Human trafficking ICD-10-CM codes now available; state law compliance required

Posted on: 10/3/18

As of Oct. 1, new ICD-10-CM codes take effect enabling clinicians to better classify a diagnosis for patients who are victims of human trafficking. Human trafficking is a public health concern and a criminal act. Every day, hospitals and health systems see patients who experience it. Oklahoma state law requires reporting of human trafficking of children to the Oklahoma Bureau of Narcotics and Dangerous Drugs. HB 3496 (2014) states those failing to promptly report trafficking or those suspected of interfering will be reported to their licensing entity and may be subject to discipline. Oklahoma state law also requires hospital personnel to mandatorily report to the Oklahoma Department of Human Services Hotline any child sexual exploitation for investigation by DHS of abuse and neglect. HB 1066 on sexual exploitation became effective Nov. 1, 2015.

The new ICD-10-CM codes are available for data collection on adult or child forced labor or sexual exploitation, either confirmed or suspected. New codes also are available for history of labor or sexual exploitation, encounter for examination and observation of exploitation ruled out, and an external cause code to identify multiple, repeated perpetrators of maltreatment and neglect. These codes are an important tool that will support appropriate treatment and track these occurrences in communities.

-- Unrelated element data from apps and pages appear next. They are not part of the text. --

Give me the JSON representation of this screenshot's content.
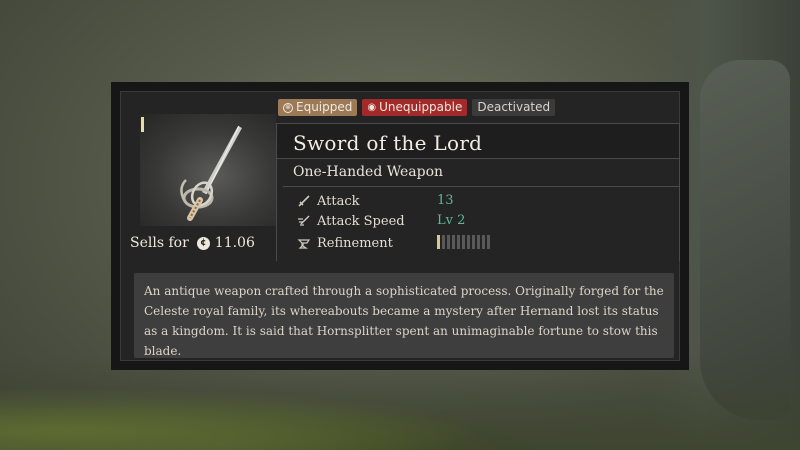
{
  "badges": {
    "equipped": "Equipped",
    "unequippable": "Unequippable",
    "deactivated": "Deactivated"
  },
  "item": {
    "name": "Sword of the Lord",
    "type": "One-Handed Weapon",
    "sells_label": "Sells for",
    "sell_price": "11.06",
    "stats": [
      {
        "label": "Attack",
        "value": "13",
        "icon": "sword-icon"
      },
      {
        "label": "Attack Speed",
        "value": "Lv 2",
        "icon": "speed-icon"
      },
      {
        "label": "Refinement",
        "value": "",
        "icon": "anvil-icon"
      }
    ],
    "refinement_level": 0,
    "description": "An antique weapon crafted through a sophisticated process. Originally forged for the Celeste royal family, its whereabouts became a mystery after Hernand lost its status as a kingdom. It is said that Hornsplitter spent an unimaginable fortune to stow this blade."
  },
  "colors": {
    "equipped": "#9c7a57",
    "unequippable": "#a32a2a",
    "deactivated": "#3b3b3b",
    "stat_value": "#5fb79d"
  }
}
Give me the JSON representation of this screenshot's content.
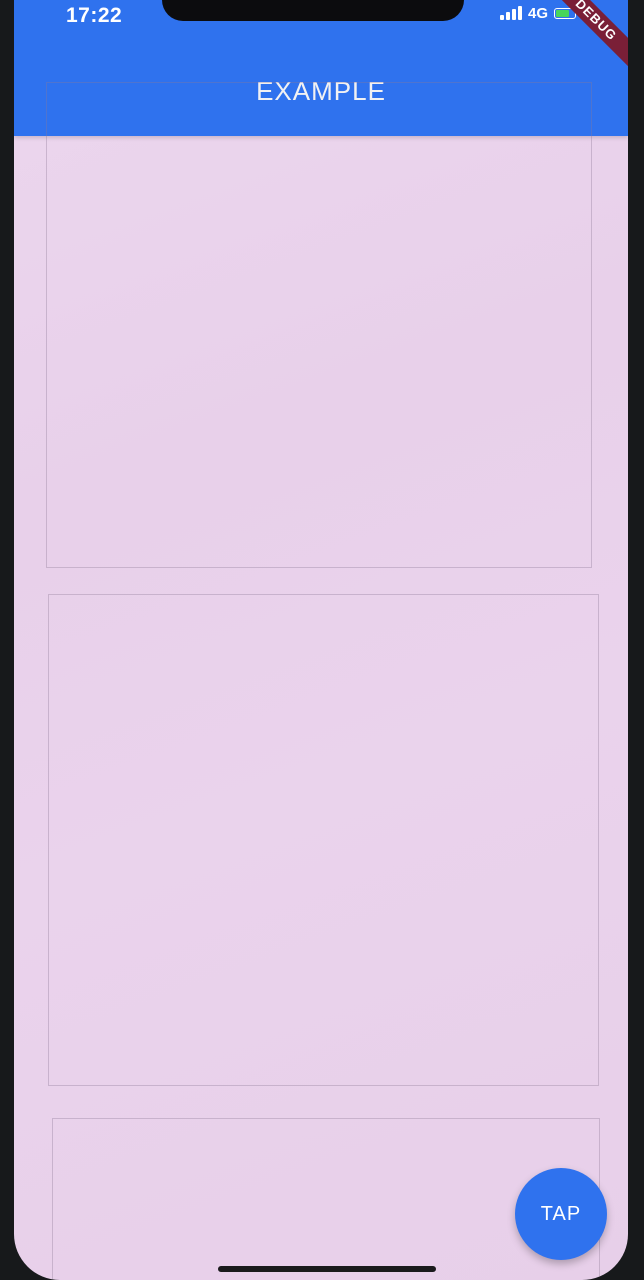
{
  "status_bar": {
    "time": "17:22",
    "network": "4G",
    "debug_banner": "DEBUG"
  },
  "app_bar": {
    "title": "EXAMPLE"
  },
  "fab": {
    "label": "TAP"
  },
  "colors": {
    "primary": "#2f72ee",
    "background": "#ecd7ee",
    "debug_banner": "#7a1f37"
  },
  "icons": {
    "signal": "signal-icon",
    "battery": "battery-icon"
  }
}
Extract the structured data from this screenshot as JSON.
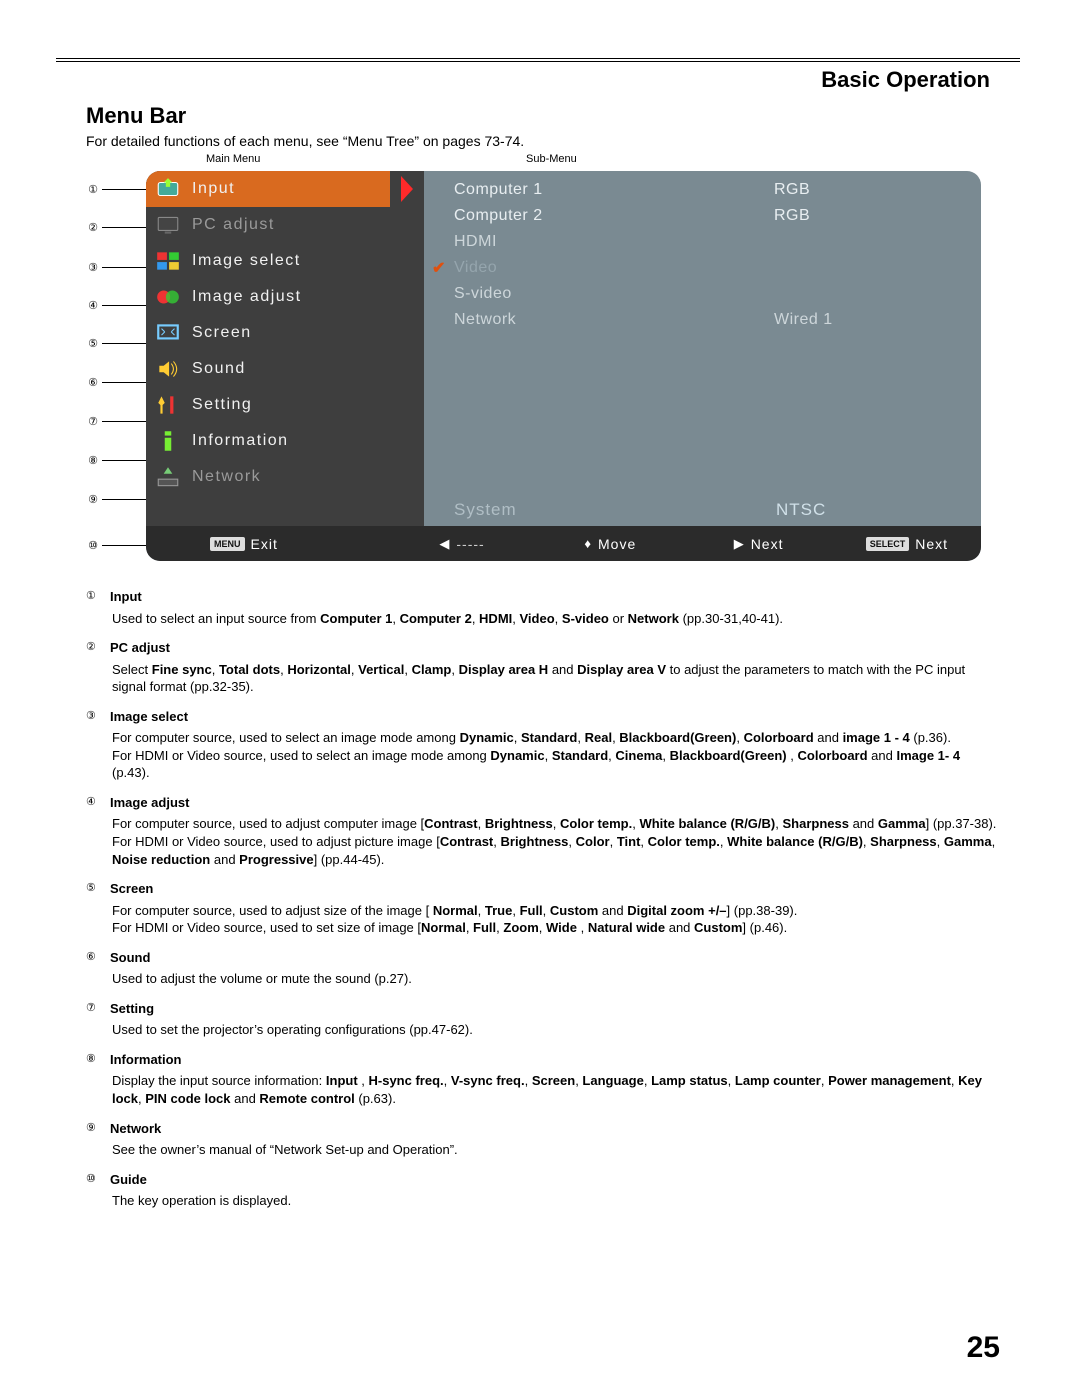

Coding professionals and clinical leaders can join together to educate staff on the new codes and about the need to collect data. The AHA’s Hospitals Against Violence webpage links to a number of tools and resources on human trafficking, as well as information on the ICD-10-CM codes, including key terms that may be used in medical documentation. You’ll find a factsheet, video, “10 Red Flags That Your Patient Could Be a Victim of Trafficking” infographic, and resources used by several hospitals.  

OHA Data Solutions 

Introducing a new initiative to improve the quality and timeliness of inpatient and outpatient encounter data available to hospitals in Oklahoma.

Learn More »